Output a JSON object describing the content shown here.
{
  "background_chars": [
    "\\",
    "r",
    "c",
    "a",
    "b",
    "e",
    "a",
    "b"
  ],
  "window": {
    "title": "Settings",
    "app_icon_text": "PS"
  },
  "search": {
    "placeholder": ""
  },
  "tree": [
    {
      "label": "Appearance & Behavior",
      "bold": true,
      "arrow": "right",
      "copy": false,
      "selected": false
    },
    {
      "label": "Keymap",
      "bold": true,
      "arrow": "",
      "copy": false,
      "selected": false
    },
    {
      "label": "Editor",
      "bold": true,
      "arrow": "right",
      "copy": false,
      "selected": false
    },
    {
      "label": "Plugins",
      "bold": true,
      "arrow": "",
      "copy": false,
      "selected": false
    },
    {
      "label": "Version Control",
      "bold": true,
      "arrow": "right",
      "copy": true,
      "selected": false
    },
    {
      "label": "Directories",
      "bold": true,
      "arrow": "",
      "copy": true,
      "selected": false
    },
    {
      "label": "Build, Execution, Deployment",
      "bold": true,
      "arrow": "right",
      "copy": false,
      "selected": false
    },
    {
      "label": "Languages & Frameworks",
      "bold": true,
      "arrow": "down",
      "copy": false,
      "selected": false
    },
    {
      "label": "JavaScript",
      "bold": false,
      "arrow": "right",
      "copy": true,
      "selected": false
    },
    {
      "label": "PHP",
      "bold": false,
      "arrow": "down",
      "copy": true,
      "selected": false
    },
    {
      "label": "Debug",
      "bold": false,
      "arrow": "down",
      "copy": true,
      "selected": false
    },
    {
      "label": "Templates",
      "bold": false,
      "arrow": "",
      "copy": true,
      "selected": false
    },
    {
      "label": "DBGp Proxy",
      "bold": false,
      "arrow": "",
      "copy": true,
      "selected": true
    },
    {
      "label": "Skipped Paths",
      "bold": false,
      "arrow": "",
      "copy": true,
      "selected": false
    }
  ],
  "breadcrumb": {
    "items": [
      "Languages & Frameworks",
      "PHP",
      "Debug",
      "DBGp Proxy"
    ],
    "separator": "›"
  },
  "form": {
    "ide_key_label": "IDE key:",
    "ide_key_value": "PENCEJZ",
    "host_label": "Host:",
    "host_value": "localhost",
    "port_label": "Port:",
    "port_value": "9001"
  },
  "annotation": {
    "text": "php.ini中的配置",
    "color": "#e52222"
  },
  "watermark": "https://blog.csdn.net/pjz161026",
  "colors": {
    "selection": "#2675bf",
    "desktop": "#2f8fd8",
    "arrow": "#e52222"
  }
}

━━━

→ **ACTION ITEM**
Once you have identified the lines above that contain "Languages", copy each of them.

→ **SOLUTION FOR THIS TASK**
      "label": "Languages & Frameworks",
      "Languages & Frameworks",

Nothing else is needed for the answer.